The kind of info they're giving makes sense to me, and yet college students are always out there reading Infinite Jest or Anna Karenina or other monstrous books. Even those Harry Potter books are like 700 pages each, and it's nigh impossible not to have read one of those. I don't think generations will just quit reading, like that asshole Philip Roth always says (I love Philip Roth), prose has stuff going for it that you can't get anywhere else. The right people will always find it, I think. There hasn't been an entire generation of blind crippled mongoloids yet.

Chacron's picture
Chacron from England, South Coast is reading Fool's Assassin by Robin Hobb May 1, 2013 - 2:47pm

' “A book is something I’m being forced to read, so I spend my time thinking about how I’d rather be sleeping,” says one teenage boy in the film. '

I expect you could ask many English teachers about teenagers' attitude to books and they'll say they were hearing that sort of statement long before the concept of an ebook was as much as an itch in someone's imagination. Whatever form reading takes there will always be a kid somewhere who doesn't think it's worth bothering with.

SammyB's picture
SammyB from Las Vegas is reading currently too many to list May 1, 2013 - 10:56pm

I don't agree with this entirely. I do teach English and, yes, there are some kids who hate reading. However, when we read novels in class there tends to be a high retention rate and understanding. My discussions are usually college level, though I do not teach honors or AP. My students are all regular education. Do they always like what we read? No, but some of the kids do. I always have several kids who will read ahead because they are so into the book. I also have kids who will sneak their other books out of their bags to read them, instead of what we're reading together.
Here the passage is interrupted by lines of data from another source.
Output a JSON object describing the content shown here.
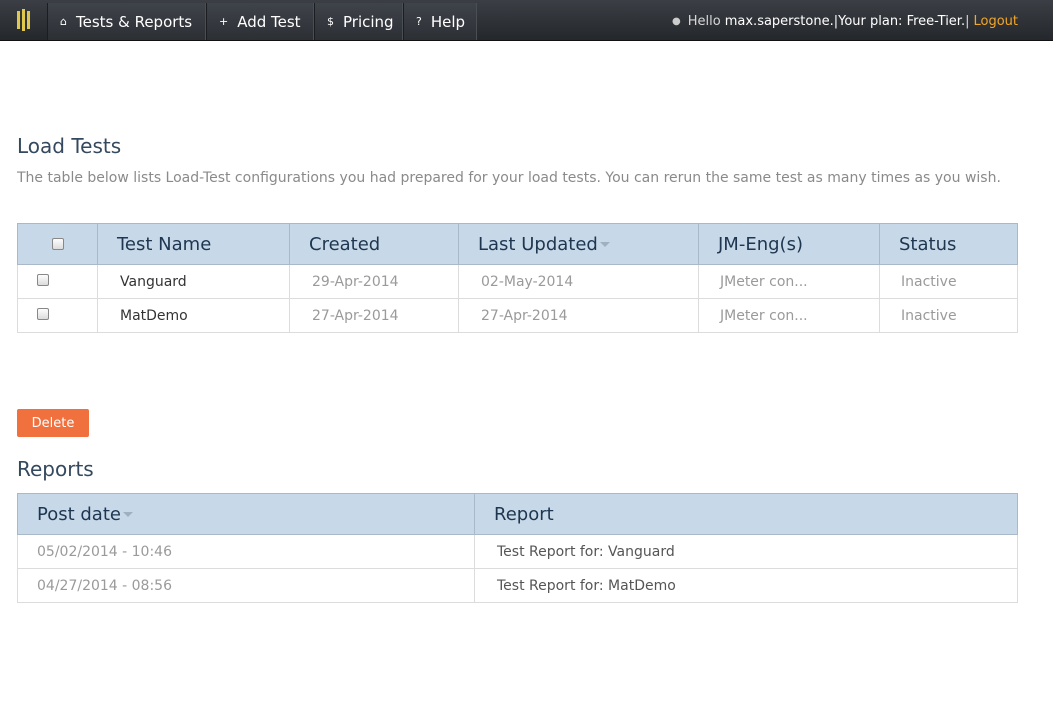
{
  "nav": {
    "items": [
      {
        "label": "Tests & Reports",
        "icon": "home-icon",
        "glyph": "⌂"
      },
      {
        "label": "Add Test",
        "icon": "plus-icon",
        "glyph": "+"
      },
      {
        "label": "Pricing",
        "icon": "dollar-icon",
        "glyph": "$"
      },
      {
        "label": "Help",
        "icon": "question-icon",
        "glyph": "?"
      }
    ],
    "user": {
      "greeting": "Hello",
      "username": "max.saperstone.",
      "plan": "|Your plan: Free-Tier.",
      "separator": "|",
      "logout": "Logout"
    }
  },
  "load_tests": {
    "title": "Load Tests",
    "description": "The table below lists Load-Test configurations you had prepared for your load tests. You can rerun the same test as many times as you wish.",
    "columns": [
      "Test Name",
      "Created",
      "Last Updated",
      "JM-Eng(s)",
      "Status"
    ],
    "rows": [
      {
        "name": "Vanguard",
        "created": "29-Apr-2014",
        "updated": "02-May-2014",
        "engines": "JMeter con...",
        "status": "Inactive"
      },
      {
        "name": "MatDemo",
        "created": "27-Apr-2014",
        "updated": "27-Apr-2014",
        "engines": "JMeter con...",
        "status": "Inactive"
      }
    ],
    "delete_label": "Delete"
  },
  "reports": {
    "title": "Reports",
    "columns": [
      "Post date",
      "Report"
    ],
    "rows": [
      {
        "date": "05/02/2014 - 10:46",
        "report": "Test Report for: Vanguard"
      },
      {
        "date": "04/27/2014 - 08:56",
        "report": "Test Report for: MatDemo"
      }
    ]
  },
  "colors": {
    "accent": "#f0703e",
    "header_bg": "#c7d8e8",
    "nav_bg": "#2c2f34",
    "logout": "#f5a623"
  }
}
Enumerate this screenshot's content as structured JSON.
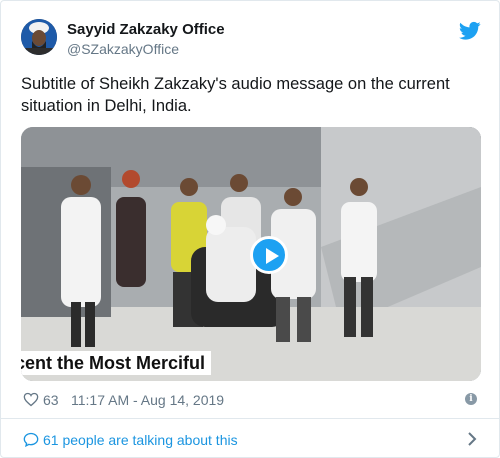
{
  "tweet": {
    "author_name": "Sayyid Zakzaky Office",
    "author_handle": "@SZakzakyOffice",
    "text": "Subtitle of Sheikh Zakzaky's audio message on the current situation in Delhi, India.",
    "media": {
      "caption": "cent the Most Merciful",
      "type": "video"
    },
    "likes": "63",
    "timestamp": "11:17 AM - Aug 14, 2019",
    "talking_label": "61 people are talking about this"
  },
  "colors": {
    "twitter_blue": "#1da1f2",
    "link_blue": "#1b95e0",
    "secondary_text": "#657786",
    "border": "#e1e8ed"
  },
  "icons": {
    "bird": "twitter-bird-icon",
    "heart": "heart-icon",
    "info": "info-icon",
    "bubble": "comment-bubble-icon",
    "chevron": "chevron-right-icon",
    "play": "play-icon"
  }
}
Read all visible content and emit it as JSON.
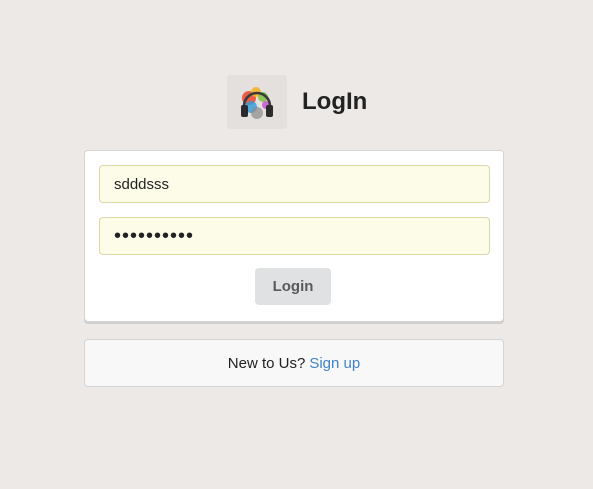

Hey, I loved to read when I was a teenager, but I hated most of the stuff they made us read in school. The only book I really loved was The Great Gatsby.